*** MATERIAL FOR THIS TASK Section Begins ***

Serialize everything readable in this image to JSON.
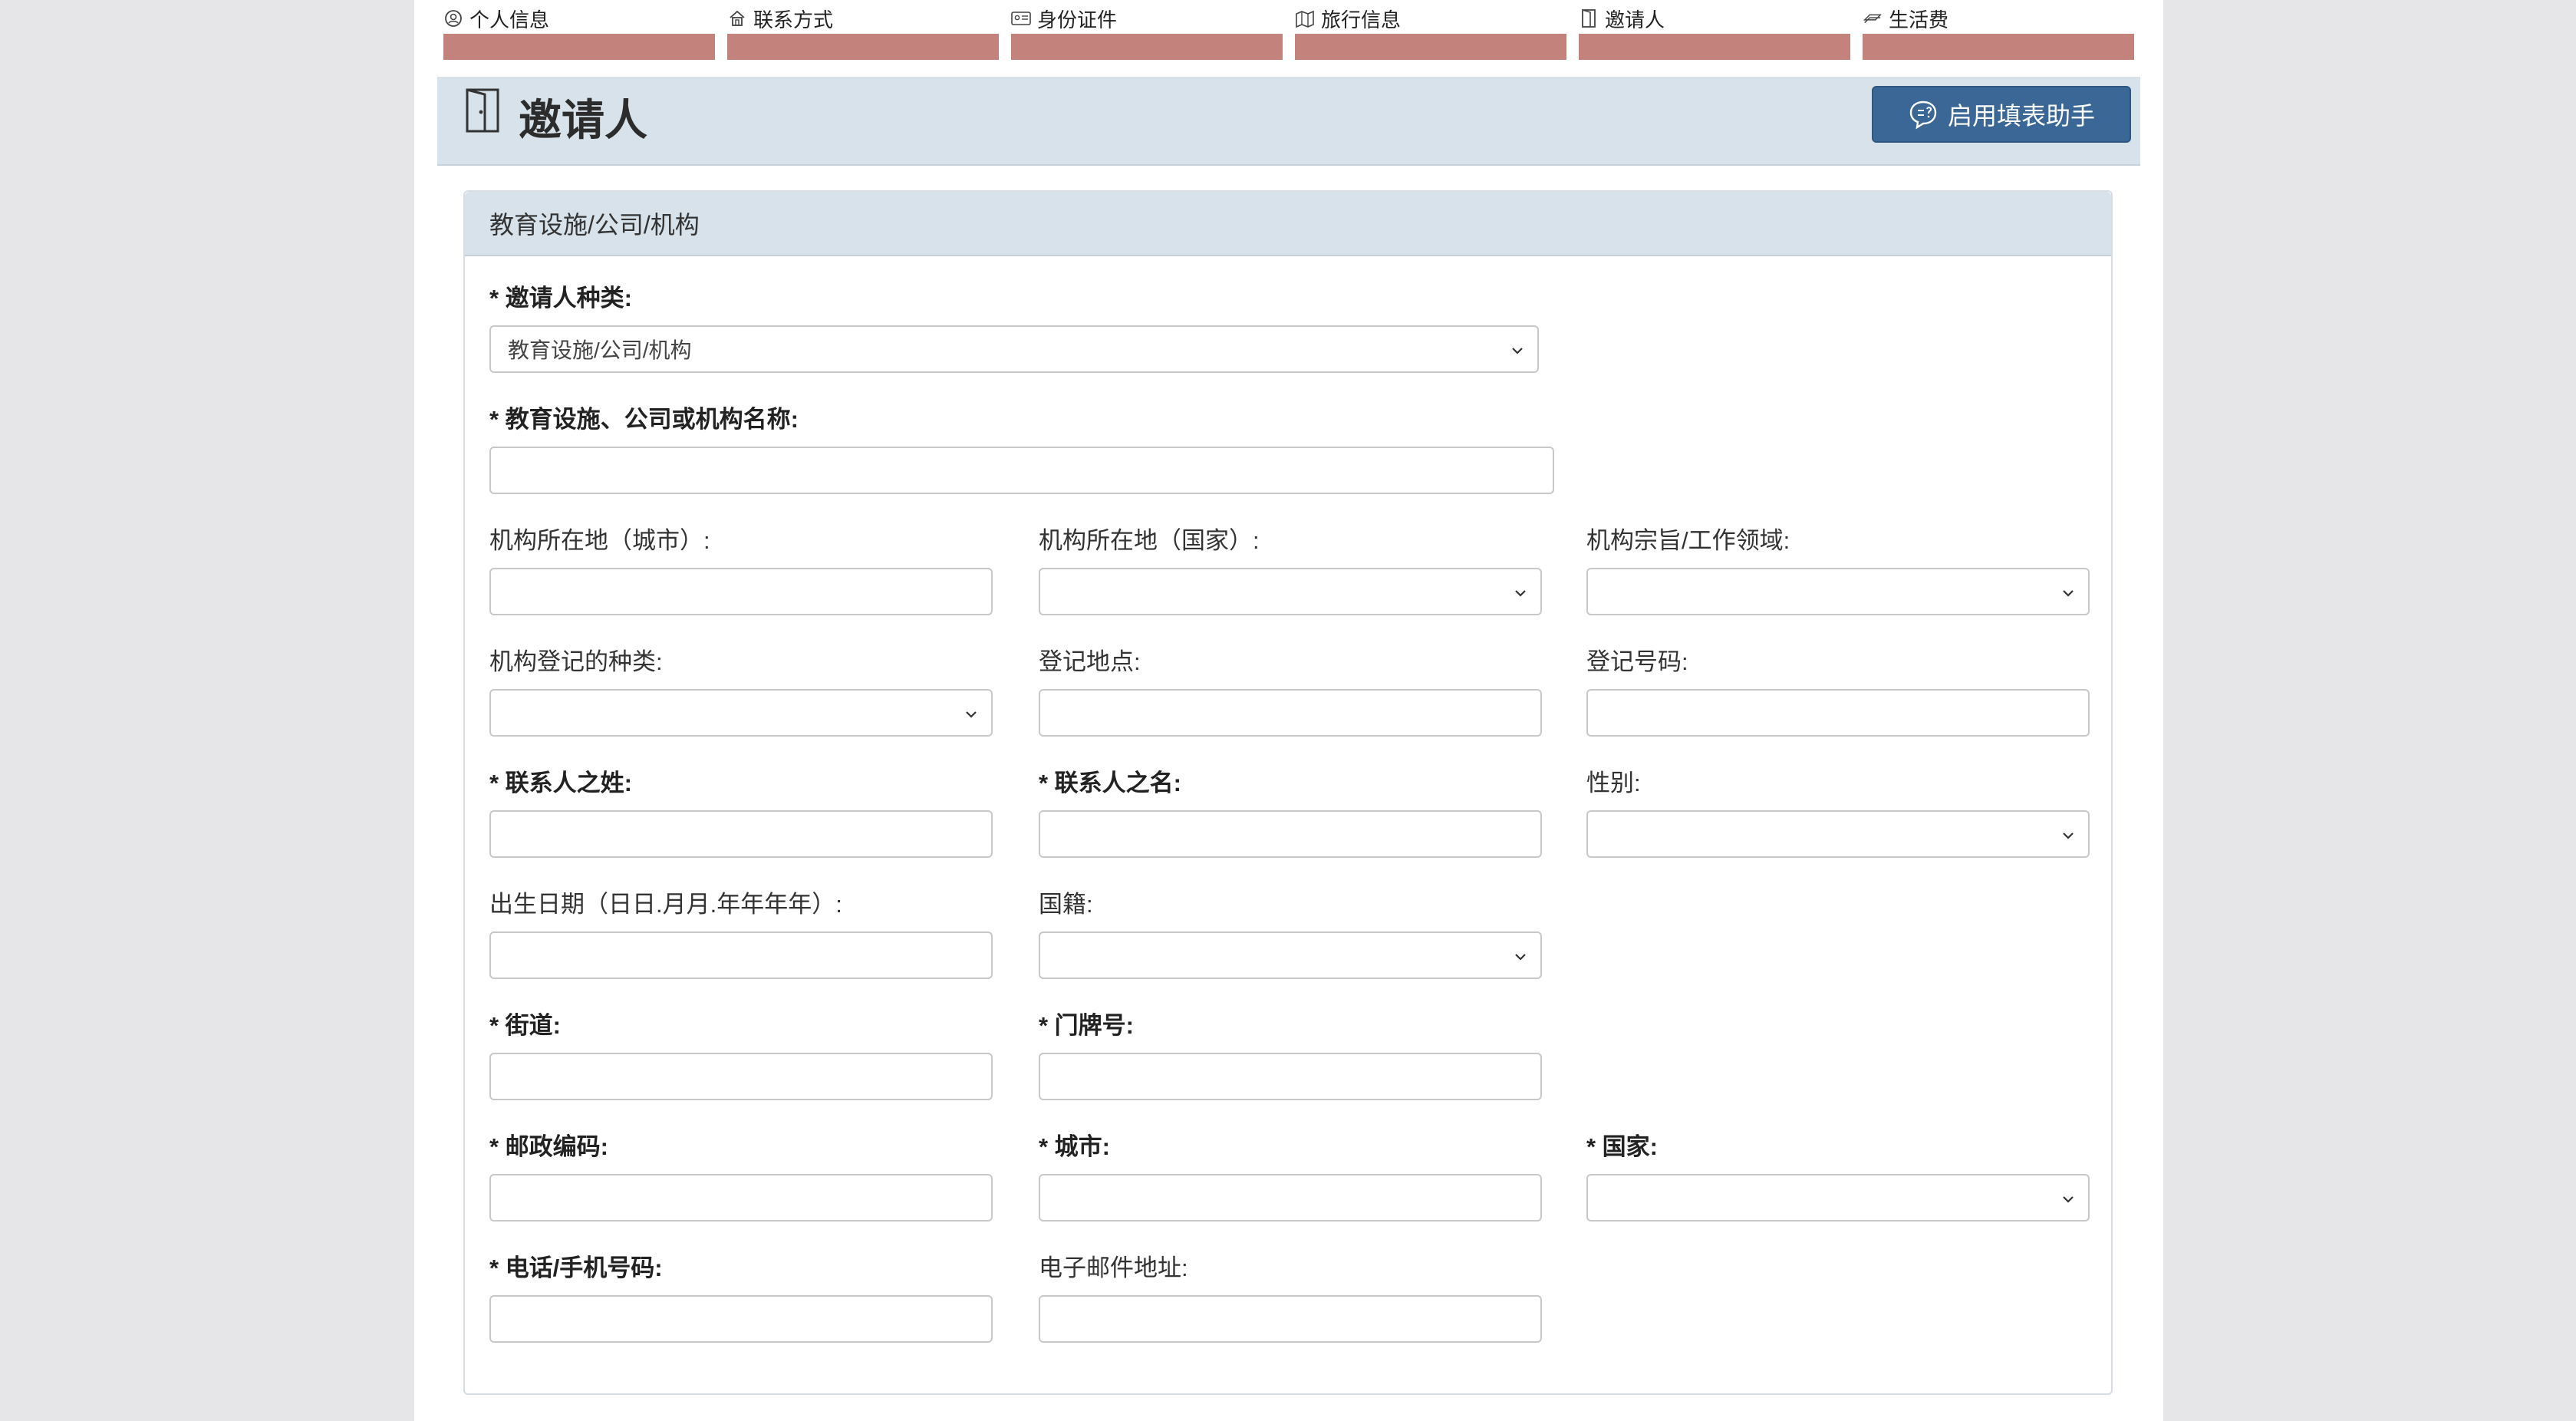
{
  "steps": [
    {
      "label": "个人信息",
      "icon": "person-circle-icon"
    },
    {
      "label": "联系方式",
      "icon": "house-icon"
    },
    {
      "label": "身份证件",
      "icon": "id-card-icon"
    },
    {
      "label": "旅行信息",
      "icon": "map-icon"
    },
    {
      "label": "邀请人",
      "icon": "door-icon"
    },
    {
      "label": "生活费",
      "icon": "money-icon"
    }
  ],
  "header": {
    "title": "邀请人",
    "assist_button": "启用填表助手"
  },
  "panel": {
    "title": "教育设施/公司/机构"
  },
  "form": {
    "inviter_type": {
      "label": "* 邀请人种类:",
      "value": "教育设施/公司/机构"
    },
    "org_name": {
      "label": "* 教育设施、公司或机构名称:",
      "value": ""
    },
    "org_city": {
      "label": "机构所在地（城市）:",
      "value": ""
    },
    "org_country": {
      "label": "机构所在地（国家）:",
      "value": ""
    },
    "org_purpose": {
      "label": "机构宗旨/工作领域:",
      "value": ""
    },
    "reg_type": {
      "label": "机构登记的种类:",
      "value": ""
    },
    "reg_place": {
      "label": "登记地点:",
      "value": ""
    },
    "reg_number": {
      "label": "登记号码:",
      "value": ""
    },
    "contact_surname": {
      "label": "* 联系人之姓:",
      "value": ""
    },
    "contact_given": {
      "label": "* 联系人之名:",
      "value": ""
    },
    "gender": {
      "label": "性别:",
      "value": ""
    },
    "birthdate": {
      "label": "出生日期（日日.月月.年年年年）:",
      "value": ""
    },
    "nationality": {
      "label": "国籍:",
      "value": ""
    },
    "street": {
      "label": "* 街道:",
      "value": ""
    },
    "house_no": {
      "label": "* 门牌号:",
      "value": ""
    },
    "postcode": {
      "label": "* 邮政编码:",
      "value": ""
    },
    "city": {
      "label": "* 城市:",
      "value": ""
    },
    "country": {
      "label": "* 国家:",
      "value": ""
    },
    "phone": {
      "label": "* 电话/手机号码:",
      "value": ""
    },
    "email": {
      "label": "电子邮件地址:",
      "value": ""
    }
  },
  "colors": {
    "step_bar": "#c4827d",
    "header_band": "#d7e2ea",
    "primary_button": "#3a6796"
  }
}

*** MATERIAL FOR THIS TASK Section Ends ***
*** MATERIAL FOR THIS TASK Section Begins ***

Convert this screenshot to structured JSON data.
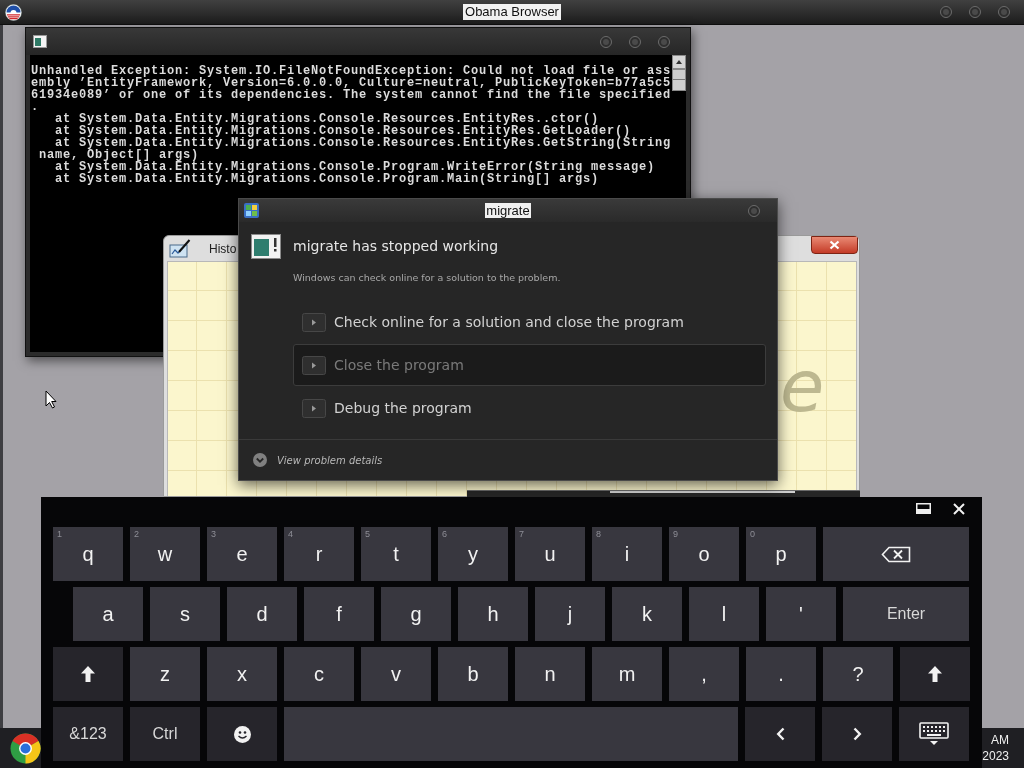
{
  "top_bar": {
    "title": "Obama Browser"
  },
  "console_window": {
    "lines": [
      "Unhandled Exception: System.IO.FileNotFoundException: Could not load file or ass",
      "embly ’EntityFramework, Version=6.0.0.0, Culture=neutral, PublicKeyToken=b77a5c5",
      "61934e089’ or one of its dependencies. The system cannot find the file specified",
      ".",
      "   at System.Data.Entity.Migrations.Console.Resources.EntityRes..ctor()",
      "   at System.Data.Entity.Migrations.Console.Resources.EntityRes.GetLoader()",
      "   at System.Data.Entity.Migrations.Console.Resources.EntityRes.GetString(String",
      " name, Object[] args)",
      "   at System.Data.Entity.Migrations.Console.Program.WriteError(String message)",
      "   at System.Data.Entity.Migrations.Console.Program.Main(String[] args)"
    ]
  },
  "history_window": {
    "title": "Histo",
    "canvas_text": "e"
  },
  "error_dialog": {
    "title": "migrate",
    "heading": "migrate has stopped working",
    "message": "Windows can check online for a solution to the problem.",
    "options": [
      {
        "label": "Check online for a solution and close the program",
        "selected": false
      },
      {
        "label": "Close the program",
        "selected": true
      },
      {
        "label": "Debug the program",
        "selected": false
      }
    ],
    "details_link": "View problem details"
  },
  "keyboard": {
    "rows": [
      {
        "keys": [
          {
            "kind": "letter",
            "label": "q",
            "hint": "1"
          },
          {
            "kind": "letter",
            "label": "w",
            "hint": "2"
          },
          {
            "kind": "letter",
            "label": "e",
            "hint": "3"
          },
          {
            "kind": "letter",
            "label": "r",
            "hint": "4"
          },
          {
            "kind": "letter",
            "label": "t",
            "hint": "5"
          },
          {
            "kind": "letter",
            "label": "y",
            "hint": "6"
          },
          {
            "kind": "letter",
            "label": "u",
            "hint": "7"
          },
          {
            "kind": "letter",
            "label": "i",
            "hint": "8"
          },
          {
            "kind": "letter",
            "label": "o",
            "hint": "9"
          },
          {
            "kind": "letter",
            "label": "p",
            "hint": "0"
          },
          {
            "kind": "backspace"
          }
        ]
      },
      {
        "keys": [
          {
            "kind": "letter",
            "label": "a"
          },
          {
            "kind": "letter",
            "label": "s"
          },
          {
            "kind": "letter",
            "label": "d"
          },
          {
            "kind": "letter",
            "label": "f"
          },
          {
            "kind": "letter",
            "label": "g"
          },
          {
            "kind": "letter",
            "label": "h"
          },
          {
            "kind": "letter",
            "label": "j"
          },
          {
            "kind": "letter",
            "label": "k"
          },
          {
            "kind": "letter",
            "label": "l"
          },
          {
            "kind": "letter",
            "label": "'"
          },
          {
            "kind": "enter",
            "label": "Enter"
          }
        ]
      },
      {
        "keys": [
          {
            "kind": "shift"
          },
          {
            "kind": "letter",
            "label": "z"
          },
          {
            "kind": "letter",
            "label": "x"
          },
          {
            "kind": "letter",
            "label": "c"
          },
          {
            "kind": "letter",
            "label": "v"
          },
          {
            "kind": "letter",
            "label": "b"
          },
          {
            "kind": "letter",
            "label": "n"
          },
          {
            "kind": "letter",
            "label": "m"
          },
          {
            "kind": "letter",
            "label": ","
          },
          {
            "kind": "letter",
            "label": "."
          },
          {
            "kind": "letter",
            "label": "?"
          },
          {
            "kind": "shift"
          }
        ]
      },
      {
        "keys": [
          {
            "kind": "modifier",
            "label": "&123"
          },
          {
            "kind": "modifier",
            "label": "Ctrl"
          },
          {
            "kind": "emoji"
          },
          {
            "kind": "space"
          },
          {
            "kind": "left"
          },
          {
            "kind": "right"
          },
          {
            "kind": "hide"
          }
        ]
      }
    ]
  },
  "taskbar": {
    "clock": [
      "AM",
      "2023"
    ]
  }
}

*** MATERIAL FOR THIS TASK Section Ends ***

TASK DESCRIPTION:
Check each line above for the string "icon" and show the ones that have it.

EXERCISE RESPONSE:
      "icon": "person-circle-icon"
      "icon": "house-icon"
      "icon": "id-card-icon"
      "icon": "map-icon"
      "icon": "door-icon"
      "icon": "money-icon"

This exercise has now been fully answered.